FitzGibbon said they are impressed with Nasarawa State to be among the top three states in Nigeria with high treatment coverage which portrays the state close to HIV epidemic control, as such the official launching of ART Surge for consortium control by 30th September 2020.
“Currently, there are about 58 per cent HIV infected persons in Nasarawa State, out of which about 40,000 are currently on treatment.
“The state population viral land suppression stands at approximately about 71 per cent which is among the best in Nigeria and it’s hard to get such percentage even in developed nations, Nasarawa State is among the leading HIV control parameters in the north and among the best in Nigeria,” she explained.
She, however, called on government and stakeholders to support other free integrated health services, which include free blood sugar tests, hepatitis B and C tests and body mass index estimation to have a save society.
While speaking at the event, Governor Abdulahi Sule who was represented by his deputy, Emmanuel Akabe, thanked the US government and other development partners for the effort put in combating the virus to the present stage.

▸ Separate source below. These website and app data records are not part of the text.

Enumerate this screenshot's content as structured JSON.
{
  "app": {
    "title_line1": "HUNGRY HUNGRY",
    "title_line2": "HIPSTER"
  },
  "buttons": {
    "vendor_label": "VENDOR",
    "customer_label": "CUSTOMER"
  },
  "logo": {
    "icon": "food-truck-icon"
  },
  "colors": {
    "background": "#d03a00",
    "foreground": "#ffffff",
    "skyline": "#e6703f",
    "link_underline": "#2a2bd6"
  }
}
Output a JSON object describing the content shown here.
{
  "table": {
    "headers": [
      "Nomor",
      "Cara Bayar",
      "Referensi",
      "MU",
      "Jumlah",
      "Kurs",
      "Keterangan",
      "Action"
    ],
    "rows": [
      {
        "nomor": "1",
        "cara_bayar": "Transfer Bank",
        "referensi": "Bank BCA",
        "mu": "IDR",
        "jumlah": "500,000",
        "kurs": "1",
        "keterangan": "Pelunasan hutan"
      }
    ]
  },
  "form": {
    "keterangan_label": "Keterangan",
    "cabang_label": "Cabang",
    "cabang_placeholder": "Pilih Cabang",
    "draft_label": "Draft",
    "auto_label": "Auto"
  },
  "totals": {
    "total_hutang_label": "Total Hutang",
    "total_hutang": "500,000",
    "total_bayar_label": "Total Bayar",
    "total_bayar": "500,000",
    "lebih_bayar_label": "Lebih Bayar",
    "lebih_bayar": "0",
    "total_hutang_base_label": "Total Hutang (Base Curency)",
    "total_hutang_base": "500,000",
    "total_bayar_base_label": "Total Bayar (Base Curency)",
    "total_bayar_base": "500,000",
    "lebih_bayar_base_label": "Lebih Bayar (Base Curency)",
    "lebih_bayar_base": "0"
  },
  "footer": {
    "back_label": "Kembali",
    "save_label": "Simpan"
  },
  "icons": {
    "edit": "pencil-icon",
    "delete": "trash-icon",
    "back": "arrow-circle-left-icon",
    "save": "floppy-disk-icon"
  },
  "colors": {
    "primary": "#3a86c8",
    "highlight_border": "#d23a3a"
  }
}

He assured government’s commitment to work with all relevant stakeholders to better the healthcare services of the people, calling state ministry of health and other agencies to identify untreated persons in the state in order to meet with September 2020 dateline.
On her part, the Nasrawa State Aids Control Agency (NASACA) Coordinator, Dr Ruth Bello, said the event was meant to commemorate those who have died, show solidarity on those infected as well as to create awareness on the epidemic.
The 2019 World AIDS Day which was tagged “communities make the difference,” had brought thousands of infected persons who gave their testimonies on how they have survived to date with the virus, urged people of the state to always go for test to ascertain their status and commence treatment accordingly.